Every city has a signature bar that personifies its attitude, atmosphere and the personality of its people. Manchester’s is the Temple of Convenience.
Its name will be demystified with a visit, as the Temple is housed underground in a former public toilet.
The Temple was a favourite of indie band Elbow’s frontman Guy Garvey when he lived in Manchester. In the band’s song ‘Grounds for Divorce’ he describes it as “a hole in my neighbourhood down which of late I cannot help but fall”.
Following years of intense research, I’m certain that the Temple has the best jukebox in Manchester, although it’s a close call with its sister bar Big Hands.

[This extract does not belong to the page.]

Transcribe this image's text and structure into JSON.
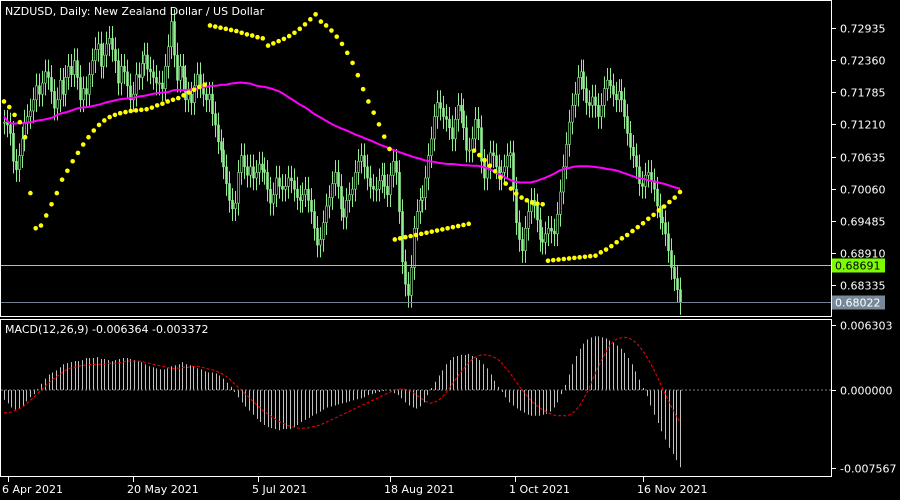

If you’re experiencing a dark night of the soul during your visit, consult the writing, doodles and nuggets of advice on the Temple’s bathroom walls. Far too genius to be passed off as graffiti, maybe ‘wisdom-drenched toilet murals’ is more fitting.
Either way, lots of people have been all kinds of drunk in the Temple’s cubicles and their walls are the fine product of Manchester’s wittiest drinkers.
The Temple’s modest but varied international beers (from £ 4.20), lively but intimate atmosphere and one-of-a-kind setting form a rare combination you won’t find anywhere else. In a good way, that is.
Make sure you fall down this much-loved hole while in Manchester.